═════ THE DATA ═════

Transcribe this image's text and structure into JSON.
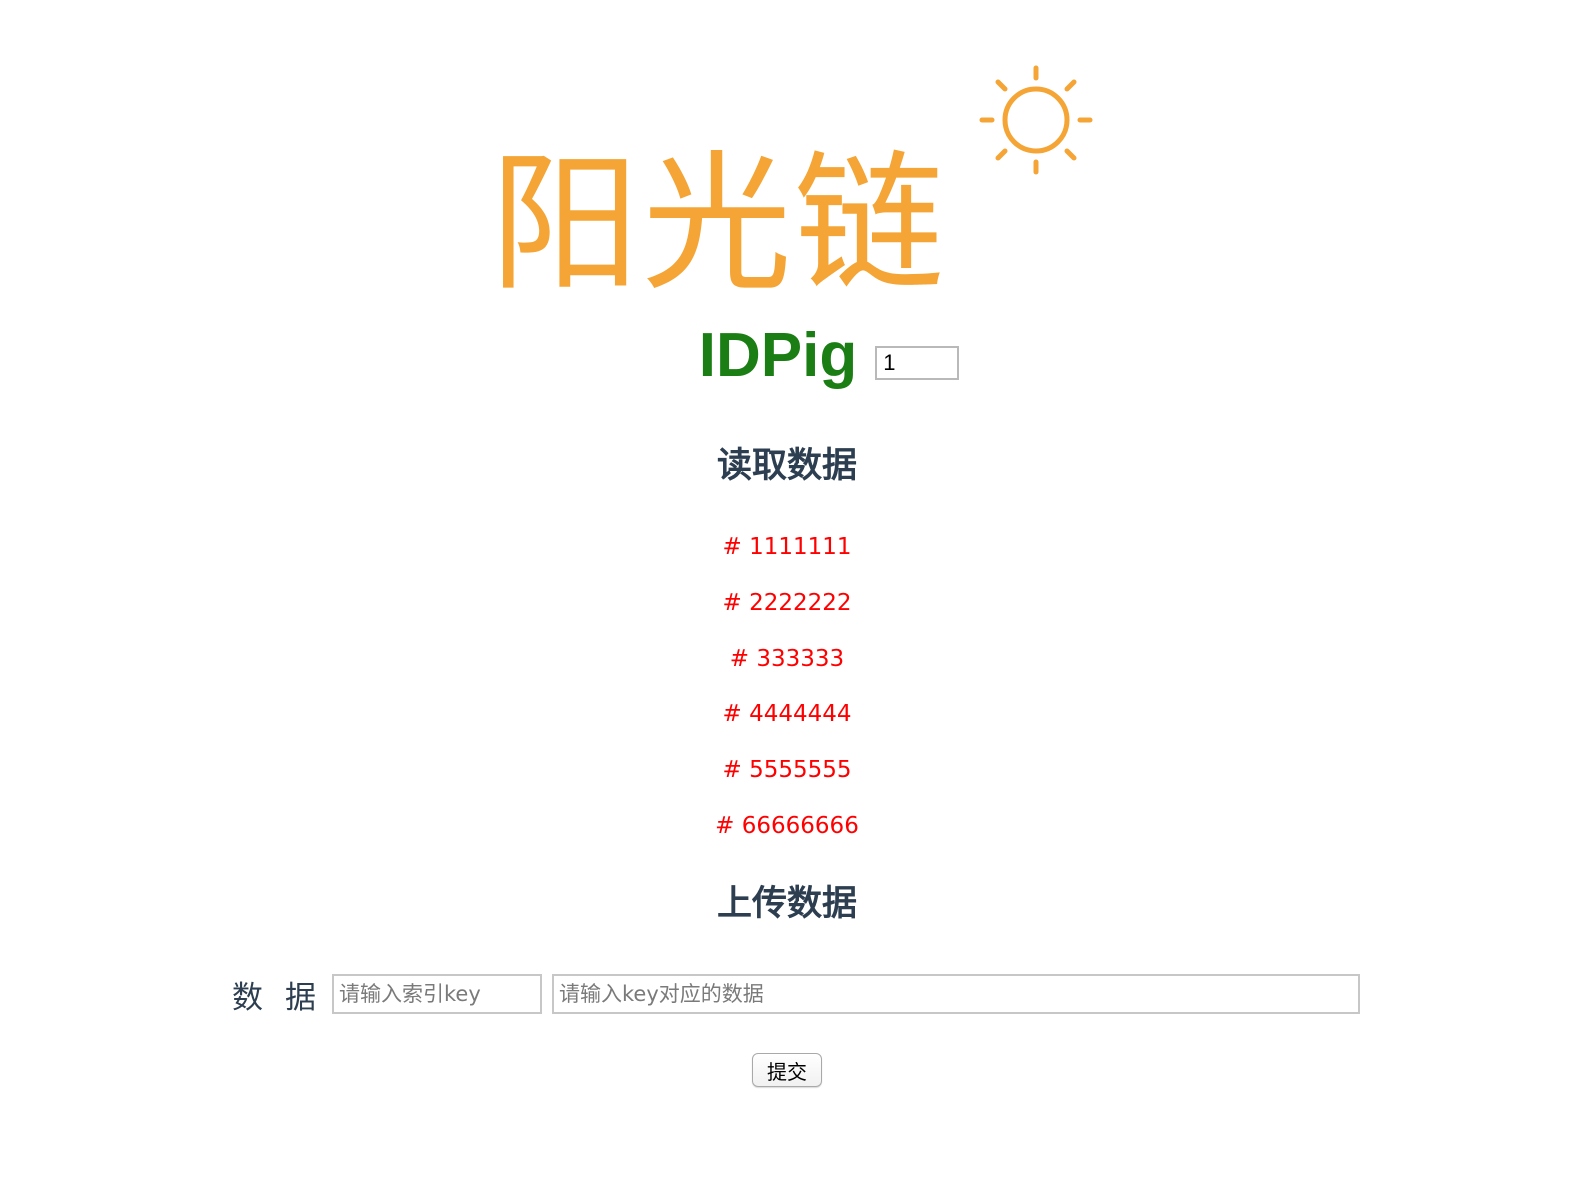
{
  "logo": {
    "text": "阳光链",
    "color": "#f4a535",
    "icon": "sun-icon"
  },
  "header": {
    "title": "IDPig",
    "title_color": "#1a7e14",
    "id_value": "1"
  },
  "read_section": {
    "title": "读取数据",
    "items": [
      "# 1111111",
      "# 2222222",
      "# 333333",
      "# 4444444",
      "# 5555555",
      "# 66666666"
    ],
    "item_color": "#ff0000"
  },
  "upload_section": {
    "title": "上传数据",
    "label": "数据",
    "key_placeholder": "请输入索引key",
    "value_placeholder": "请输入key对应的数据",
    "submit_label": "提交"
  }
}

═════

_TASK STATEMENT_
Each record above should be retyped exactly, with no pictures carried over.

_RESULT FOR THIS EXERCISE_
Transcribe this image's text and structure into JSON.
{
  "logo": {
    "text": "阳光链",
    "color": "#f4a535",
    "icon": "sun-icon"
  },
  "header": {
    "title": "IDPig",
    "title_color": "#1a7e14",
    "id_value": "1"
  },
  "read_section": {
    "title": "读取数据",
    "items": [
      "# 1111111",
      "# 2222222",
      "# 333333",
      "# 4444444",
      "# 5555555",
      "# 66666666"
    ],
    "item_color": "#ff0000"
  },
  "upload_section": {
    "title": "上传数据",
    "label": "数据",
    "key_placeholder": "请输入索引key",
    "value_placeholder": "请输入key对应的数据",
    "submit_label": "提交"
  }
}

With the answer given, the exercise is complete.